I was spending several months in Geneva on an assignment and was lodged in a charming little hotel near the lake. I was sipping coffee at the breakfast table when the question startled me.
The tradition at the hotel was polite but formal. At breakfast, the guests sat at their table and seldom joined other guests for conversation. With my eyes intently on the headlines of Le Matin, I wasn’t expecting an intrusion.
The interloper was a woman, dressed to the hilt, made up flawlessly. You would hardly notice those, for she was spectacular by herself. Shoulder-length dark hair framed a beautiful, bronzed face, the colorful Asian ensemble she wore adding an exotic edge to her slender presence.
“I was born in India. My father was from a family that had once lived in what used to be Pakistan.”
She arched her brows at the complexity of my reply, but smiled and said, “Good enough. I live in Islamabad.”
“What brings you to Switzerland?”
“My brother heads the Pakistan unit of a Swiss company and they are having a conference here. I thought I would give myself a week’s vacation.”
“Summer is the perfect time for that,” I said. “I feel lucky that I am here for that week.”
“That’s wonderful,” she said, “you can take me around everywhere.”
She didn’t ask me once before making that plan, so assured she was of my compliance. She well knew the effect she had on men. In that staid dining room every eye was riveted on her.
I was tempted to add those, such was the magnetic influence of her large sparkling eyes. But I summoned the last dregs of my will and said, “I like it this way.”
She chose the chocolate drink and asked for some fruits. I could barely take my eyes off the crimson nails of her slight fingers. Both her arms had a hundred bangles of gold, silver and rainbow colors and they tinkled as she stirred her chocolate with the right hand or brushed back her hair with the left.
It was a Saturday. So the next question from her was legitimate, “So what are we going to do today?”
“During the week I seldom have time. I was planning to visit MAMCO, the museum of contemporary art.”
Her face fell. Clearly modern art wasn’t her cup of tea. I felt bad.
I asked, “And what is your plan?”
“My brother told me of a museum too. Lots of watches, famous Swiss watches,” she said hesitantly.
An idea struck me.
“I have heard of it too. I tell you what: the Patek Philippe Museum is right next to MAMCO. Why don’t we take in a bit of pictures and statues, and then we can see all the watches you like.”
She smiled and said coquettishly, “I would love to see the pictures with you.”
I suspected, however, that she would not love to see those abstract pictures that fascinate me. It was to the credit of the museum that its spacious and sparse display was astutely designed to show off such artistry at its best. Sonia – who by now she had found time to tell me her name – seemed taken in by the show. She took care to check out the Flatland on the first floor, the artifacts on the stairs and every work of Philippe Thomas. I was impressed and delighted.

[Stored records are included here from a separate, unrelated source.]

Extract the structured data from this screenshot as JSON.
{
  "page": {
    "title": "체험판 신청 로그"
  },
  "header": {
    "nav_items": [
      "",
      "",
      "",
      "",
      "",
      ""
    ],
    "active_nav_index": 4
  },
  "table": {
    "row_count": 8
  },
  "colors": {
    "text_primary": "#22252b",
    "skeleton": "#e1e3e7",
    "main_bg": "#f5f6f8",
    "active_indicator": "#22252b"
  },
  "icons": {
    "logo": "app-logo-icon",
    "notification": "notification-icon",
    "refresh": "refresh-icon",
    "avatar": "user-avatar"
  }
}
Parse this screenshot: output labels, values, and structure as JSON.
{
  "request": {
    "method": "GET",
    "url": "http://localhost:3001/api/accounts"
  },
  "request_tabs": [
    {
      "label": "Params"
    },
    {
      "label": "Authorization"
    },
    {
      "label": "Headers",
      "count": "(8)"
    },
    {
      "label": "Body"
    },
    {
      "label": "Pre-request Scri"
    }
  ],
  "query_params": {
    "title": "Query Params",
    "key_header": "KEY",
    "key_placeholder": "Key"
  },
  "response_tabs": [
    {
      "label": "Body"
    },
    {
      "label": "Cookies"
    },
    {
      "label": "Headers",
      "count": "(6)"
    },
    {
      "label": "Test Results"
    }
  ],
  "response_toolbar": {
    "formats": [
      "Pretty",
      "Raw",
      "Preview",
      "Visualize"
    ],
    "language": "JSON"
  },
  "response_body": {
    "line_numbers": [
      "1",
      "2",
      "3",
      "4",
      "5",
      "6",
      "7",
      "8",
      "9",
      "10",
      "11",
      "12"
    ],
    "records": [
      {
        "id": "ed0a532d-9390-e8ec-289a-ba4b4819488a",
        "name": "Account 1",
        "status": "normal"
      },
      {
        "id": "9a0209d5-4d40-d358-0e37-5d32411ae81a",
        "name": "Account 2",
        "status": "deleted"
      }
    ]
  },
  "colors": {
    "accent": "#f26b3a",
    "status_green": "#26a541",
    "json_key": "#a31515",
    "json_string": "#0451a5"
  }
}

I was glad to escort her to the Patek Philippe Museum after that. This time it was my turn to be taken in. Even without being a watch geek, one can be amazed at the ingenuity of Swiss horlogerie, and the delicate blend of art and artifacts in watches displayed from five centuries. I hadn’t expected to see a tennis player or tightrope walker on a watch or a watch masquerading as a pistol or a mandolin.
We ended up, at her suggestion, at the Il Lago restaurant overlooking the Place de Bergues, where she had dined before and wanted to share the experience with me. It was a charming place. I had some oysters while Sonia had cheese tortelli, then we both had lobster risotto. She was laughing and talking as I ate, and I hardly noticed how many times our glasses were refilled. I was happy.
It must have been quite late when we finally returned to our hotel. As we crossed the lobby, a heavy-set man walked up to Sonia and said, without preliminaries, “Where were you? I called you twice, once from the office and then after I returned.” He sounded peeved.
He didn’t look any happier when Sonia introduced us and it became quickly clear that we had been spending the day together. It became quickly clear to me that, though they were two unattached siblings, he did not welcome the idea of his sister’s attachment move anywhere beyond him. The way she moved quickly to assuage his concern made me wonder if she would brook his attachment to anyone beyond her. They had a world of their own. Everybody else had to stay outside the threshold.
I took their leave. The next day, Sunday, I had my breakfast by myself.